=== Section Start ===

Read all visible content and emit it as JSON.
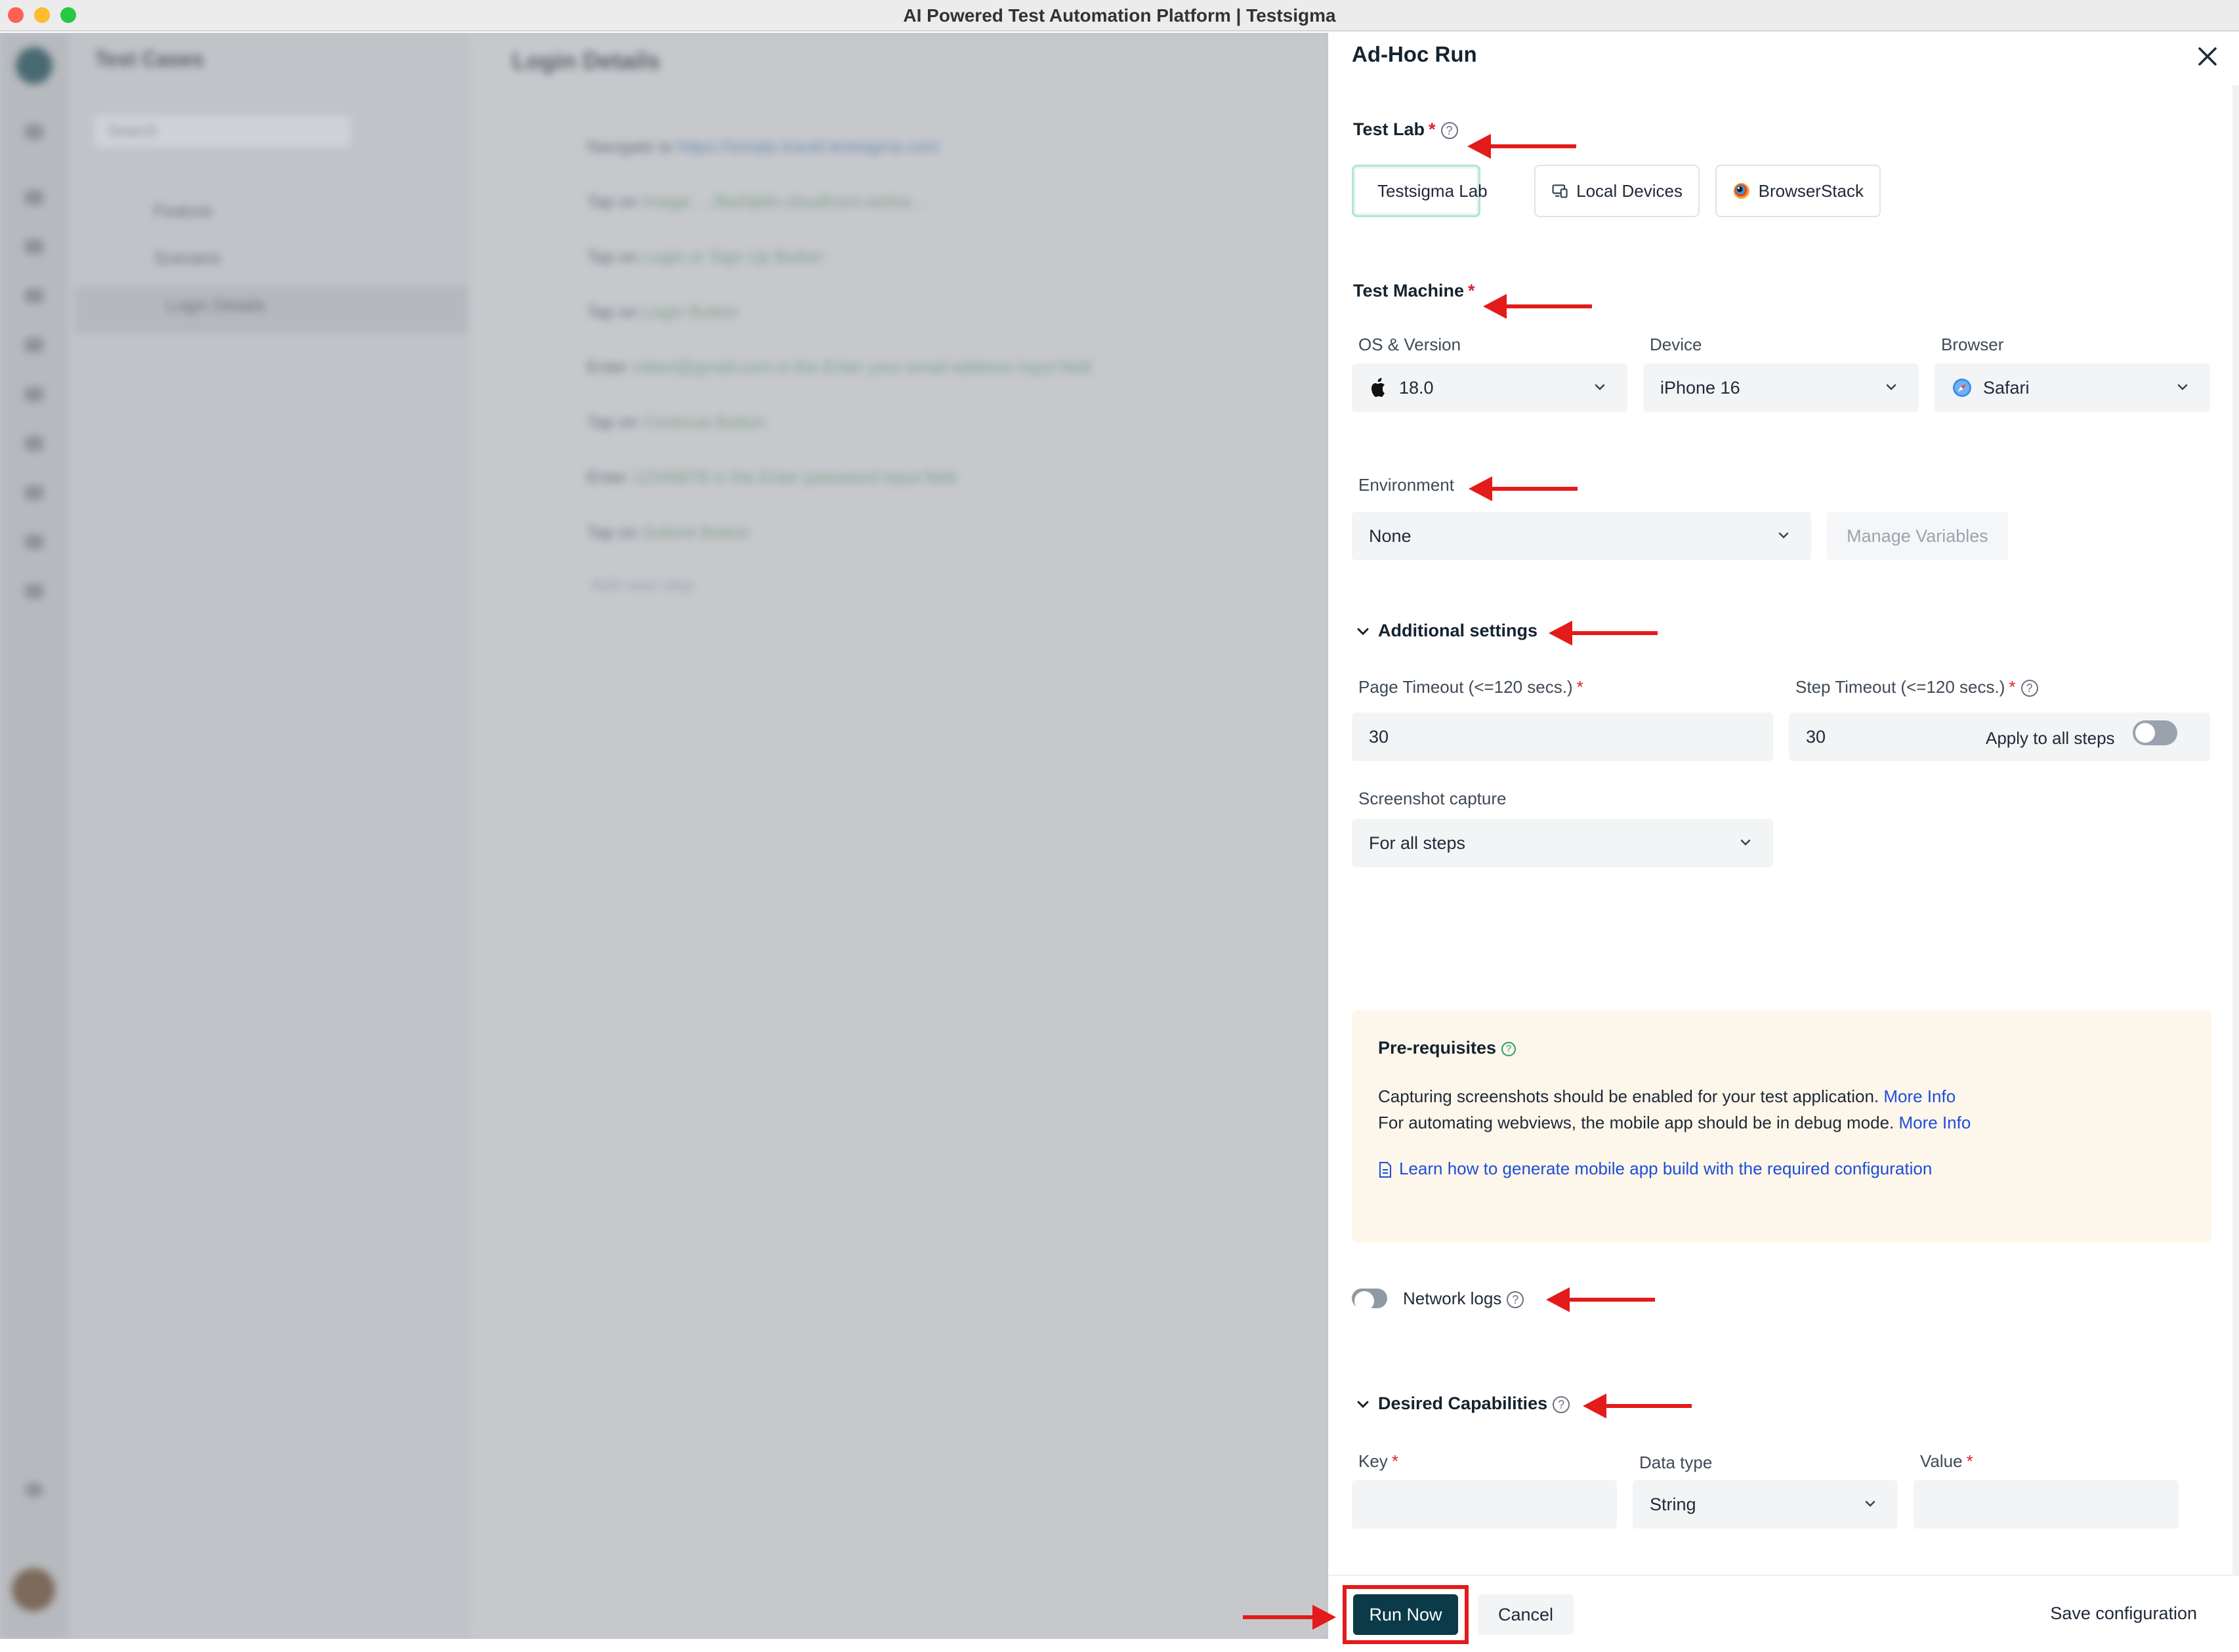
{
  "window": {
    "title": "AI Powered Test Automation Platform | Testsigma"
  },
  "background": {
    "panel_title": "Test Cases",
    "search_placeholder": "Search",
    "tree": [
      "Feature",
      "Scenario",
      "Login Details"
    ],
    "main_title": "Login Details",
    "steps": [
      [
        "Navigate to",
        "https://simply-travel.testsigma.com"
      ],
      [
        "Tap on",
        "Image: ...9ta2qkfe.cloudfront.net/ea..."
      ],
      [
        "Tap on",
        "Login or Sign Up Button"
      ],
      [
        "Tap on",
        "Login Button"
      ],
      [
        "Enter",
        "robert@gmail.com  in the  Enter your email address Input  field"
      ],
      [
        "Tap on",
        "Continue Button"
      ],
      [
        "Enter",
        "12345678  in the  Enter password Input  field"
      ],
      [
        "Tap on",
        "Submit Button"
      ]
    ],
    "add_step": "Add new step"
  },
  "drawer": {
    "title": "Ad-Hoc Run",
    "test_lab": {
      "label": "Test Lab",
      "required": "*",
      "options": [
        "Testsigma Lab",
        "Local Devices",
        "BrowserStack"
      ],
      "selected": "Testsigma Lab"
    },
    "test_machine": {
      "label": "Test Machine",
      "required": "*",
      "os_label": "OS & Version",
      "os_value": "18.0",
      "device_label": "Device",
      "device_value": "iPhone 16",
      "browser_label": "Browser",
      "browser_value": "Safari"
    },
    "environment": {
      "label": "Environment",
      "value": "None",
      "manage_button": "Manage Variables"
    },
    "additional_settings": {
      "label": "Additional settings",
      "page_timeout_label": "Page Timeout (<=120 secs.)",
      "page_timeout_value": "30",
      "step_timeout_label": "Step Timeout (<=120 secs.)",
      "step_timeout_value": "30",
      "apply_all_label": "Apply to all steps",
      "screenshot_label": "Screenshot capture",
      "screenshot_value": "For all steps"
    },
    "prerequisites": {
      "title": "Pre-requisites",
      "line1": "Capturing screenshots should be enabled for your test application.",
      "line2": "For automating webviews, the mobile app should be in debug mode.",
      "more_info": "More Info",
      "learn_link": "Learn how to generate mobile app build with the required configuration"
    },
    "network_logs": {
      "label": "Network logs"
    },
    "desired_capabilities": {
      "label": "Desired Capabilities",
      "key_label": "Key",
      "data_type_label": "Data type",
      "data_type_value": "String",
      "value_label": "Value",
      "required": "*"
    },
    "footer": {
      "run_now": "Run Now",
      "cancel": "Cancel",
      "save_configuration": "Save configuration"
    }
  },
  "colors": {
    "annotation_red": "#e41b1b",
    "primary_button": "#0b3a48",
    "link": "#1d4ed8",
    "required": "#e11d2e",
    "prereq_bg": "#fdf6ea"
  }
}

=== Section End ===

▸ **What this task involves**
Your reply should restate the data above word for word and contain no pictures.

▸ **Task result**
Read all visible content and emit it as JSON.
{
  "window": {
    "title": "AI Powered Test Automation Platform | Testsigma"
  },
  "background": {
    "panel_title": "Test Cases",
    "search_placeholder": "Search",
    "tree": [
      "Feature",
      "Scenario",
      "Login Details"
    ],
    "main_title": "Login Details",
    "steps": [
      [
        "Navigate to",
        "https://simply-travel.testsigma.com"
      ],
      [
        "Tap on",
        "Image: ...9ta2qkfe.cloudfront.net/ea..."
      ],
      [
        "Tap on",
        "Login or Sign Up Button"
      ],
      [
        "Tap on",
        "Login Button"
      ],
      [
        "Enter",
        "robert@gmail.com  in the  Enter your email address Input  field"
      ],
      [
        "Tap on",
        "Continue Button"
      ],
      [
        "Enter",
        "12345678  in the  Enter password Input  field"
      ],
      [
        "Tap on",
        "Submit Button"
      ]
    ],
    "add_step": "Add new step"
  },
  "drawer": {
    "title": "Ad-Hoc Run",
    "test_lab": {
      "label": "Test Lab",
      "required": "*",
      "options": [
        "Testsigma Lab",
        "Local Devices",
        "BrowserStack"
      ],
      "selected": "Testsigma Lab"
    },
    "test_machine": {
      "label": "Test Machine",
      "required": "*",
      "os_label": "OS & Version",
      "os_value": "18.0",
      "device_label": "Device",
      "device_value": "iPhone 16",
      "browser_label": "Browser",
      "browser_value": "Safari"
    },
    "environment": {
      "label": "Environment",
      "value": "None",
      "manage_button": "Manage Variables"
    },
    "additional_settings": {
      "label": "Additional settings",
      "page_timeout_label": "Page Timeout (<=120 secs.)",
      "page_timeout_value": "30",
      "step_timeout_label": "Step Timeout (<=120 secs.)",
      "step_timeout_value": "30",
      "apply_all_label": "Apply to all steps",
      "screenshot_label": "Screenshot capture",
      "screenshot_value": "For all steps"
    },
    "prerequisites": {
      "title": "Pre-requisites",
      "line1": "Capturing screenshots should be enabled for your test application.",
      "line2": "For automating webviews, the mobile app should be in debug mode.",
      "more_info": "More Info",
      "learn_link": "Learn how to generate mobile app build with the required configuration"
    },
    "network_logs": {
      "label": "Network logs"
    },
    "desired_capabilities": {
      "label": "Desired Capabilities",
      "key_label": "Key",
      "data_type_label": "Data type",
      "data_type_value": "String",
      "value_label": "Value",
      "required": "*"
    },
    "footer": {
      "run_now": "Run Now",
      "cancel": "Cancel",
      "save_configuration": "Save configuration"
    }
  },
  "colors": {
    "annotation_red": "#e41b1b",
    "primary_button": "#0b3a48",
    "link": "#1d4ed8",
    "required": "#e11d2e",
    "prereq_bg": "#fdf6ea"
  }
}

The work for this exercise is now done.